The Article: Beware: The Christian Right’s ‘Religious Freedom’ Wants to Elevate Religious Beliefs Above Human Rights—And It’s Working by Valerie Tarico in AlterNet.
The Text: Secular Americans and many liberal people of faith have been horrified by the Right’s most recent ploy: “religious freedom” claims that would give conservative business owners license to discriminate. Until Arizona made the national spotlight, the need for lunch counter sit-ins had seemed like a thing of the past. But in reality, advocates for religious privilege have been circling toward this point for some time.
As a legal and political tactic, Tea Party politicians and conservative church leaders have high hopes for their “religious freedom” push. What they want broadly is a set of cultural and legal agreements that elevate religious beliefs above human rights laws and civic obligations. They hope that securing sacrosanct religious rights for individuals and institutions will let them roll back rights for queers and women. They further hope that playing the religious freedom card will guarantee them access to government contracts and let them proselytize on the public dime.
Here’s the thing: for decades now, this strategy has been working.
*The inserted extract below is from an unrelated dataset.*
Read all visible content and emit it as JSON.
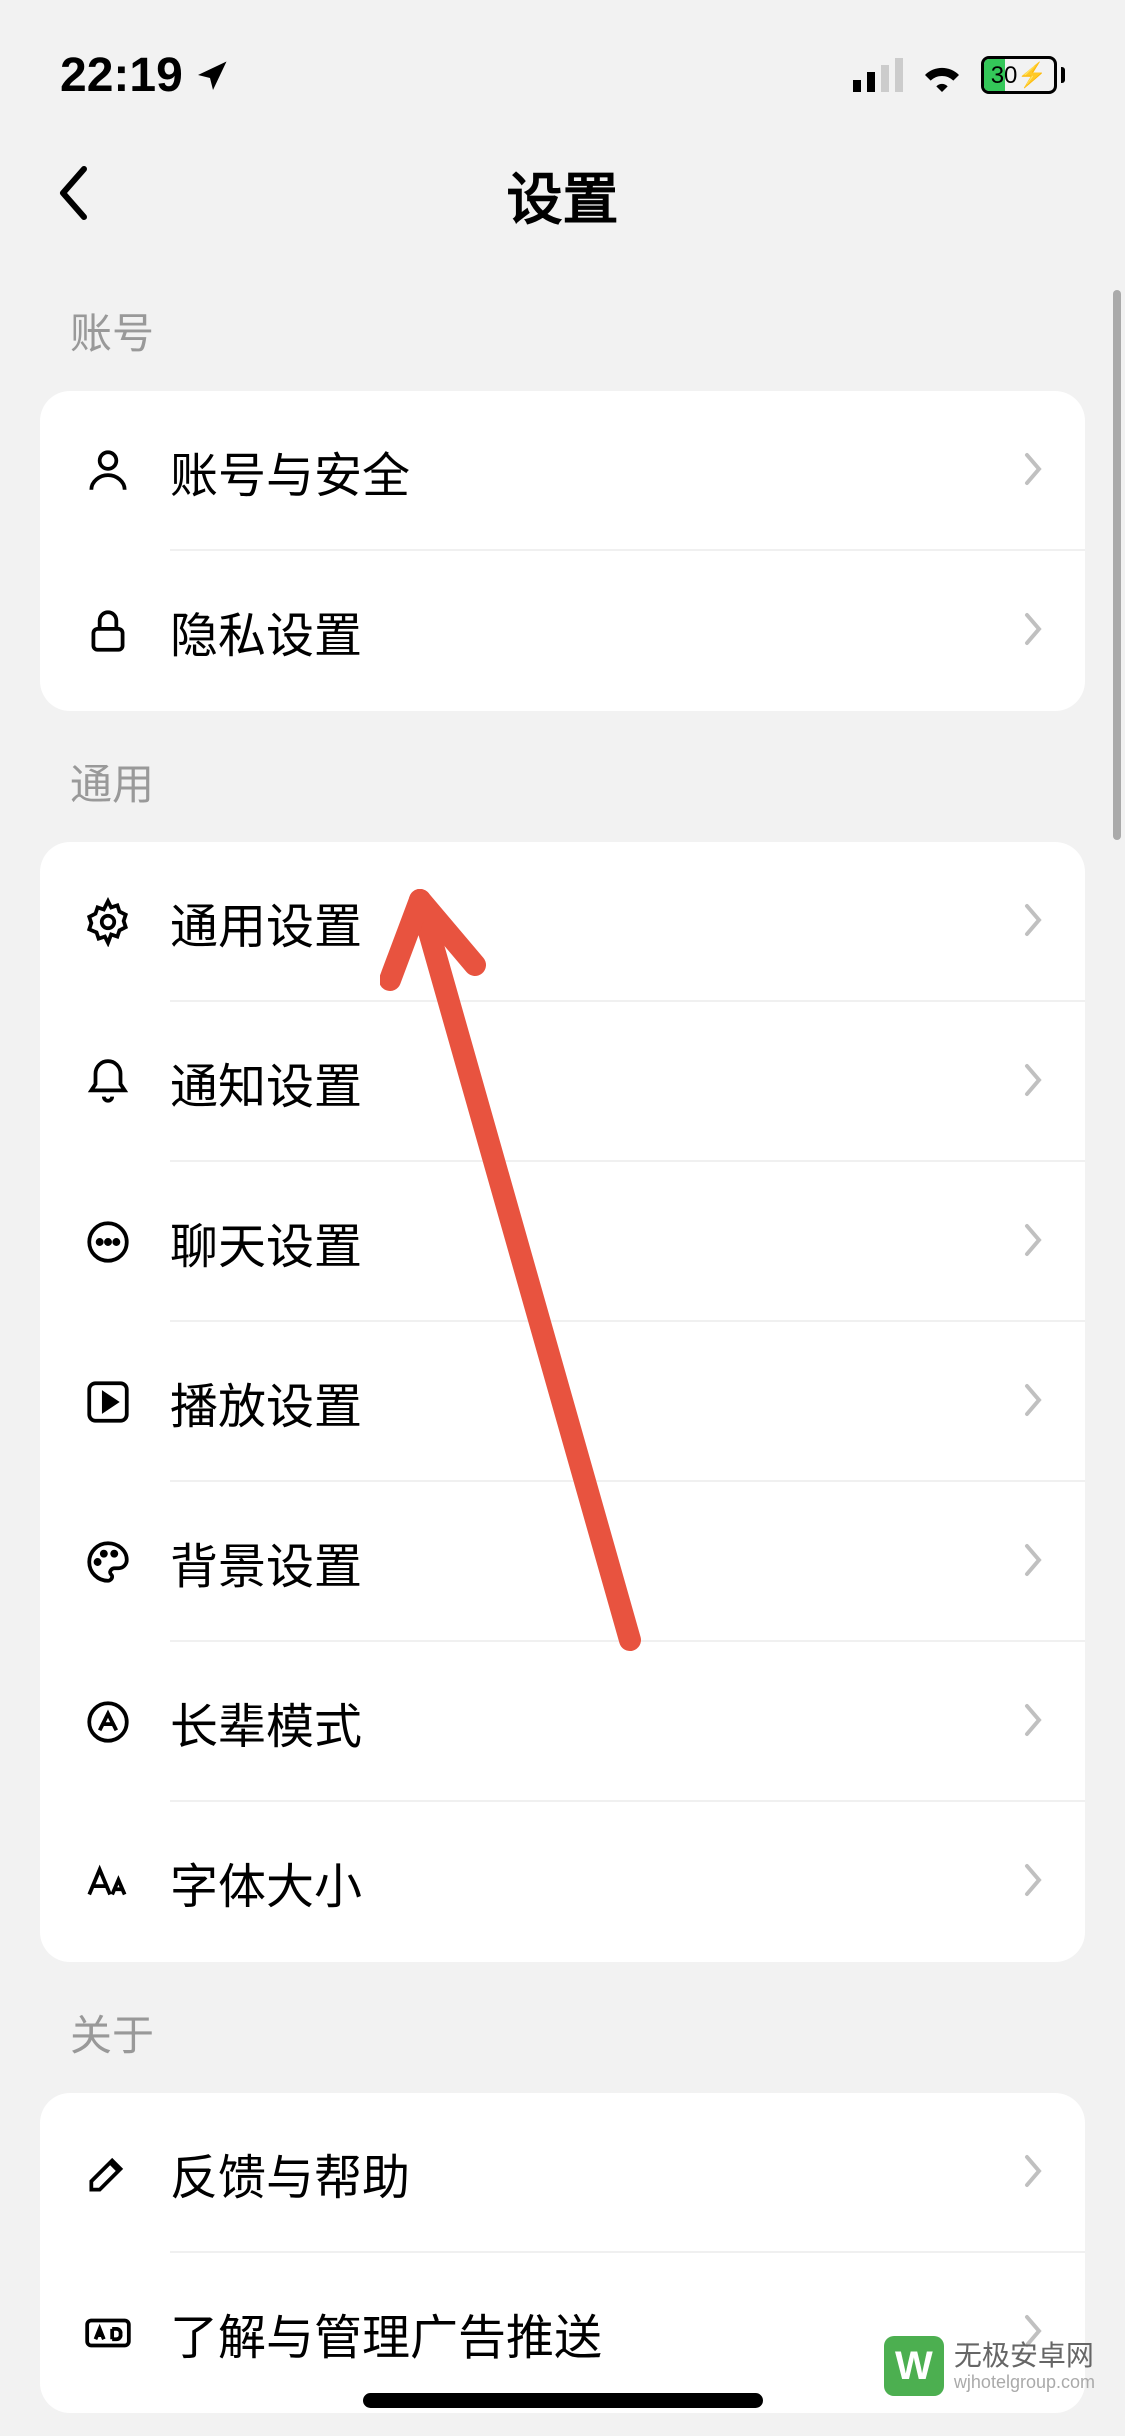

From Bill Moyers and company: Neil deGrasse Tyson about why science literacy is critical to the future of our democracy, economy and standing in the world. They also discuss the dangers created by those who would deny scientific fact and block important research.
I’d call it more linear (Obama does X, Republicans cry Y), but obfuscation of the point makes for great artifice.
The Article: Study: Millennials Deeply Confused About Their Politics, Finances, and Culture by Derek Thompson in The Atlantic.
The Text: Millennials—or Generation Y, which, by varying definitions, includes you if you’re somewhere between 14-34—are the subject of constant obsession and worrying from the managers trying to hire them, the marketers trying to sell to them, and the parents and grandparents trying desperately to get them to call once in a while using the “phone” feature on their smartphones.
So what can we possibly learn that’s new from Pew’s massive survey released this morning? Many things, actually—and mostly contradictions. Which is about right when you’re trying to sum up 85+ million people in a handful of adjectives.
This generation is getting totally screwed by the economy … but we’re the most optimistic generation in the country.